- **ASSIGNMENT**
Would you please output the data exactly, omitting no line?

[Data about app and page elements]
--- START ---

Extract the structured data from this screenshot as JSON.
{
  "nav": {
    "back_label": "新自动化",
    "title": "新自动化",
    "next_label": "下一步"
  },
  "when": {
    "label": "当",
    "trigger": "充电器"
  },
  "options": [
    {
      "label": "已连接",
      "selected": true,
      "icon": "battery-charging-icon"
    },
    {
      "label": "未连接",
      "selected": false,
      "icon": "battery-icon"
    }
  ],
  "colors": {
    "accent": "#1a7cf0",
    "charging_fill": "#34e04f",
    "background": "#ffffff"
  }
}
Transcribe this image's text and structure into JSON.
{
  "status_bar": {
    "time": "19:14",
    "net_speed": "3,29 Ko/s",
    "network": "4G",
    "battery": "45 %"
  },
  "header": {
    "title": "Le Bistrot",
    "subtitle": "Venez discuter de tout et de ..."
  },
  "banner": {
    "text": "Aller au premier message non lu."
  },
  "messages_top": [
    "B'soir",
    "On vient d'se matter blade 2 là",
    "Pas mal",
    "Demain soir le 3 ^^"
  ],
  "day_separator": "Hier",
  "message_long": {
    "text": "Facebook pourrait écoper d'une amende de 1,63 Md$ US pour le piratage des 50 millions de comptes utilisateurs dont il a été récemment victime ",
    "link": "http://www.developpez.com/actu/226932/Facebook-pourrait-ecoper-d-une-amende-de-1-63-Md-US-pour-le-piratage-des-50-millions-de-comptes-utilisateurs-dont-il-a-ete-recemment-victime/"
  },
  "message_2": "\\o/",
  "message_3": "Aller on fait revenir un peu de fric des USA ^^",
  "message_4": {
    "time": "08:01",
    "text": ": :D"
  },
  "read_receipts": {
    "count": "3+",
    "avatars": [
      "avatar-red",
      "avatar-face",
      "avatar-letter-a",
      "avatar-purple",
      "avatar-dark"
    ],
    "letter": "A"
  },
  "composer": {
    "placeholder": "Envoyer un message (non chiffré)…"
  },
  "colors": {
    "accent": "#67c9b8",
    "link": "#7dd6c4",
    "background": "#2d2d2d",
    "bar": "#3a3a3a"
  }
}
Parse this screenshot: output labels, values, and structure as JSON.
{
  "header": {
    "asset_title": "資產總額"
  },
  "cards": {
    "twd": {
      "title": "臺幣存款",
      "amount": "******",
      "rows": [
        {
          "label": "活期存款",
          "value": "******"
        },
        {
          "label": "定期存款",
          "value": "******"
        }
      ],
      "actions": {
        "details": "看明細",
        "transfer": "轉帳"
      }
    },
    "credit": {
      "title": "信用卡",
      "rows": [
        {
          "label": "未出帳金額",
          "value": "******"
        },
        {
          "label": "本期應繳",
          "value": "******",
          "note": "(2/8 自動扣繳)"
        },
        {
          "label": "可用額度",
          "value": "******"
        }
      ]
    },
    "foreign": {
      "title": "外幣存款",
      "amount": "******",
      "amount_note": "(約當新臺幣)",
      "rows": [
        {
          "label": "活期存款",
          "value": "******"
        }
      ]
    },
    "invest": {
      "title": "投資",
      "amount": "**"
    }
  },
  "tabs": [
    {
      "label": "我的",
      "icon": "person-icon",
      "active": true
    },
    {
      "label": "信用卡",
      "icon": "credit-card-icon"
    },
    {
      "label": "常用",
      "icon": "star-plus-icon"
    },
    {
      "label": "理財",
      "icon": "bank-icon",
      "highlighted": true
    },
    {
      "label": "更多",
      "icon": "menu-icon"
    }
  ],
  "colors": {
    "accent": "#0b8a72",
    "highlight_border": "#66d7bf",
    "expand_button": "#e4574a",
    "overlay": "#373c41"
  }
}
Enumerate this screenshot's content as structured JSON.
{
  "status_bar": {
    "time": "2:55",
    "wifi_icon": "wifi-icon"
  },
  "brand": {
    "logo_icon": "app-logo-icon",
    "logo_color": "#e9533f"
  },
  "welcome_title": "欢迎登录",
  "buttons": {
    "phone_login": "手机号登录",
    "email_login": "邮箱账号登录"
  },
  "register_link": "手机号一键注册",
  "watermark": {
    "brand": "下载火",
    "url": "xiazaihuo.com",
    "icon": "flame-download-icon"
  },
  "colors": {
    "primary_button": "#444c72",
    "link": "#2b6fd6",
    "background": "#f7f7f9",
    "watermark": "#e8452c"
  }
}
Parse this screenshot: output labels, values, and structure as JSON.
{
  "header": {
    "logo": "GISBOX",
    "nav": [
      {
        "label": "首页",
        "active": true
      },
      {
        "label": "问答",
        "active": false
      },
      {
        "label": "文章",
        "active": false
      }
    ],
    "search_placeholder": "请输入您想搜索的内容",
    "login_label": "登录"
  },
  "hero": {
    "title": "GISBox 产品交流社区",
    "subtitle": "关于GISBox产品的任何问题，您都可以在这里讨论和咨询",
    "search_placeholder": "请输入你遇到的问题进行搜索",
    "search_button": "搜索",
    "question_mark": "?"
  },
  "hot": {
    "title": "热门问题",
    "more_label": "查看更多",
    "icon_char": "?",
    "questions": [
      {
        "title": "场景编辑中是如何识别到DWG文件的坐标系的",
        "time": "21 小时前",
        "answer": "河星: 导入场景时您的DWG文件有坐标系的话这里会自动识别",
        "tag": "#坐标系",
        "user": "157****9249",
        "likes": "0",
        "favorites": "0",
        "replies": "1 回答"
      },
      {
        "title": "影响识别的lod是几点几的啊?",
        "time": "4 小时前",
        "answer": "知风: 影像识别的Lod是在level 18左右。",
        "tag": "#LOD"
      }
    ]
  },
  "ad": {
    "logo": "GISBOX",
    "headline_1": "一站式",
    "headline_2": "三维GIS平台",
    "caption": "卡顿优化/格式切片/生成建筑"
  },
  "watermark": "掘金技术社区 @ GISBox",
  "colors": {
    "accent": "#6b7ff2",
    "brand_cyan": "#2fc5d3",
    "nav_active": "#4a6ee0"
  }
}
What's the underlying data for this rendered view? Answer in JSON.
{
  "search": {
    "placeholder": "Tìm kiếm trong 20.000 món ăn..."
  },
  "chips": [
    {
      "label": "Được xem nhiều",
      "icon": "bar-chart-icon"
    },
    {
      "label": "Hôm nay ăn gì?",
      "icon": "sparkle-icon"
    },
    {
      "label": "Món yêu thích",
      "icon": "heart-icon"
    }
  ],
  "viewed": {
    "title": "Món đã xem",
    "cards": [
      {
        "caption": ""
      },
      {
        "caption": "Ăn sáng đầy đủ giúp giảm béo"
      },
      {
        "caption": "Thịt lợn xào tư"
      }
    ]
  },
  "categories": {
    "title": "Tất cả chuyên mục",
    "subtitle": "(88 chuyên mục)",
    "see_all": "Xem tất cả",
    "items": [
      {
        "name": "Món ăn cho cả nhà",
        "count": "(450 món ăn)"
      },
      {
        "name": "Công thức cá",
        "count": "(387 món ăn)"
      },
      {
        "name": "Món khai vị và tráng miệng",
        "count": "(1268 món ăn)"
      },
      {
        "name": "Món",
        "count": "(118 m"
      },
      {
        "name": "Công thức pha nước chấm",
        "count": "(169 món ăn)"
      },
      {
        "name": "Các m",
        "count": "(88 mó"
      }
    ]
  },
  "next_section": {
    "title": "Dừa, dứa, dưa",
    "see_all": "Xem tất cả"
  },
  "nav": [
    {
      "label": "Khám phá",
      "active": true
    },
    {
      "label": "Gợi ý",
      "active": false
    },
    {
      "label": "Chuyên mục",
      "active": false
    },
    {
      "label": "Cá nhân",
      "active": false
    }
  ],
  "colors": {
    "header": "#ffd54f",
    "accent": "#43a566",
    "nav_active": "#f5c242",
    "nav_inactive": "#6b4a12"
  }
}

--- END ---

- **SOLUTION TO THIS PROBLEM**
Extract the structured data from this screenshot as JSON.
{
  "nav": {
    "back_label": "新自动化",
    "title": "新自动化",
    "next_label": "下一步"
  },
  "when": {
    "label": "当",
    "trigger": "充电器"
  },
  "options": [
    {
      "label": "已连接",
      "selected": true,
      "icon": "battery-charging-icon"
    },
    {
      "label": "未连接",
      "selected": false,
      "icon": "battery-icon"
    }
  ],
  "colors": {
    "accent": "#1a7cf0",
    "charging_fill": "#34e04f",
    "background": "#ffffff"
  }
}
Transcribe this image's text and structure into JSON.
{
  "status_bar": {
    "time": "19:14",
    "net_speed": "3,29 Ko/s",
    "network": "4G",
    "battery": "45 %"
  },
  "header": {
    "title": "Le Bistrot",
    "subtitle": "Venez discuter de tout et de ..."
  },
  "banner": {
    "text": "Aller au premier message non lu."
  },
  "messages_top": [
    "B'soir",
    "On vient d'se matter blade 2 là",
    "Pas mal",
    "Demain soir le 3 ^^"
  ],
  "day_separator": "Hier",
  "message_long": {
    "text": "Facebook pourrait écoper d'une amende de 1,63 Md$ US pour le piratage des 50 millions de comptes utilisateurs dont il a été récemment victime ",
    "link": "http://www.developpez.com/actu/226932/Facebook-pourrait-ecoper-d-une-amende-de-1-63-Md-US-pour-le-piratage-des-50-millions-de-comptes-utilisateurs-dont-il-a-ete-recemment-victime/"
  },
  "message_2": "\\o/",
  "message_3": "Aller on fait revenir un peu de fric des USA ^^",
  "message_4": {
    "time": "08:01",
    "text": ": :D"
  },
  "read_receipts": {
    "count": "3+",
    "avatars": [
      "avatar-red",
      "avatar-face",
      "avatar-letter-a",
      "avatar-purple",
      "avatar-dark"
    ],
    "letter": "A"
  },
  "composer": {
    "placeholder": "Envoyer un message (non chiffré)…"
  },
  "colors": {
    "accent": "#67c9b8",
    "link": "#7dd6c4",
    "background": "#2d2d2d",
    "bar": "#3a3a3a"
  }
}
Parse this screenshot: output labels, values, and structure as JSON.
{
  "header": {
    "asset_title": "資產總額"
  },
  "cards": {
    "twd": {
      "title": "臺幣存款",
      "amount": "******",
      "rows": [
        {
          "label": "活期存款",
          "value": "******"
        },
        {
          "label": "定期存款",
          "value": "******"
        }
      ],
      "actions": {
        "details": "看明細",
        "transfer": "轉帳"
      }
    },
    "credit": {
      "title": "信用卡",
      "rows": [
        {
          "label": "未出帳金額",
          "value": "******"
        },
        {
          "label": "本期應繳",
          "value": "******",
          "note": "(2/8 自動扣繳)"
        },
        {
          "label": "可用額度",
          "value": "******"
        }
      ]
    },
    "foreign": {
      "title": "外幣存款",
      "amount": "******",
      "amount_note": "(約當新臺幣)",
      "rows": [
        {
          "label": "活期存款",
          "value": "******"
        }
      ]
    },
    "invest": {
      "title": "投資",
      "amount": "**"
    }
  },
  "tabs": [
    {
      "label": "我的",
      "icon": "person-icon",
      "active": true
    },
    {
      "label": "信用卡",
      "icon": "credit-card-icon"
    },
    {
      "label": "常用",
      "icon": "star-plus-icon"
    },
    {
      "label": "理財",
      "icon": "bank-icon",
      "highlighted": true
    },
    {
      "label": "更多",
      "icon": "menu-icon"
    }
  ],
  "colors": {
    "accent": "#0b8a72",
    "highlight_border": "#66d7bf",
    "expand_button": "#e4574a",
    "overlay": "#373c41"
  }
}
Enumerate this screenshot's content as structured JSON.
{
  "status_bar": {
    "time": "2:55",
    "wifi_icon": "wifi-icon"
  },
  "brand": {
    "logo_icon": "app-logo-icon",
    "logo_color": "#e9533f"
  },
  "welcome_title": "欢迎登录",
  "buttons": {
    "phone_login": "手机号登录",
    "email_login": "邮箱账号登录"
  },
  "register_link": "手机号一键注册",
  "watermark": {
    "brand": "下载火",
    "url": "xiazaihuo.com",
    "icon": "flame-download-icon"
  },
  "colors": {
    "primary_button": "#444c72",
    "link": "#2b6fd6",
    "background": "#f7f7f9",
    "watermark": "#e8452c"
  }
}
Parse this screenshot: output labels, values, and structure as JSON.
{
  "header": {
    "logo": "GISBOX",
    "nav": [
      {
        "label": "首页",
        "active": true
      },
      {
        "label": "问答",
        "active": false
      },
      {
        "label": "文章",
        "active": false
      }
    ],
    "search_placeholder": "请输入您想搜索的内容",
    "login_label": "登录"
  },
  "hero": {
    "title": "GISBox 产品交流社区",
    "subtitle": "关于GISBox产品的任何问题，您都可以在这里讨论和咨询",
    "search_placeholder": "请输入你遇到的问题进行搜索",
    "search_button": "搜索",
    "question_mark": "?"
  },
  "hot": {
    "title": "热门问题",
    "more_label": "查看更多",
    "icon_char": "?",
    "questions": [
      {
        "title": "场景编辑中是如何识别到DWG文件的坐标系的",
        "time": "21 小时前",
        "answer": "河星: 导入场景时您的DWG文件有坐标系的话这里会自动识别",
        "tag": "#坐标系",
        "user": "157****9249",
        "likes": "0",
        "favorites": "0",
        "replies": "1 回答"
      },
      {
        "title": "影响识别的lod是几点几的啊?",
        "time": "4 小时前",
        "answer": "知风: 影像识别的Lod是在level 18左右。",
        "tag": "#LOD"
      }
    ]
  },
  "ad": {
    "logo": "GISBOX",
    "headline_1": "一站式",
    "headline_2": "三维GIS平台",
    "caption": "卡顿优化/格式切片/生成建筑"
  },
  "watermark": "掘金技术社区 @ GISBox",
  "colors": {
    "accent": "#6b7ff2",
    "brand_cyan": "#2fc5d3",
    "nav_active": "#4a6ee0"
  }
}
What's the underlying data for this rendered view? Answer in JSON.
{
  "search": {
    "placeholder": "Tìm kiếm trong 20.000 món ăn..."
  },
  "chips": [
    {
      "label": "Được xem nhiều",
      "icon": "bar-chart-icon"
    },
    {
      "label": "Hôm nay ăn gì?",
      "icon": "sparkle-icon"
    },
    {
      "label": "Món yêu thích",
      "icon": "heart-icon"
    }
  ],
  "viewed": {
    "title": "Món đã xem",
    "cards": [
      {
        "caption": ""
      },
      {
        "caption": "Ăn sáng đầy đủ giúp giảm béo"
      },
      {
        "caption": "Thịt lợn xào tư"
      }
    ]
  },
  "categories": {
    "title": "Tất cả chuyên mục",
    "subtitle": "(88 chuyên mục)",
    "see_all": "Xem tất cả",
    "items": [
      {
        "name": "Món ăn cho cả nhà",
        "count": "(450 món ăn)"
      },
      {
        "name": "Công thức cá",
        "count": "(387 món ăn)"
      },
      {
        "name": "Món khai vị và tráng miệng",
        "count": "(1268 món ăn)"
      },
      {
        "name": "Món",
        "count": "(118 m"
      },
      {
        "name": "Công thức pha nước chấm",
        "count": "(169 món ăn)"
      },
      {
        "name": "Các m",
        "count": "(88 mó"
      }
    ]
  },
  "next_section": {
    "title": "Dừa, dứa, dưa",
    "see_all": "Xem tất cả"
  },
  "nav": [
    {
      "label": "Khám phá",
      "active": true
    },
    {
      "label": "Gợi ý",
      "active": false
    },
    {
      "label": "Chuyên mục",
      "active": false
    },
    {
      "label": "Cá nhân",
      "active": false
    }
  ],
  "colors": {
    "header": "#ffd54f",
    "accent": "#43a566",
    "nav_active": "#f5c242",
    "nav_inactive": "#6b4a12"
  }
}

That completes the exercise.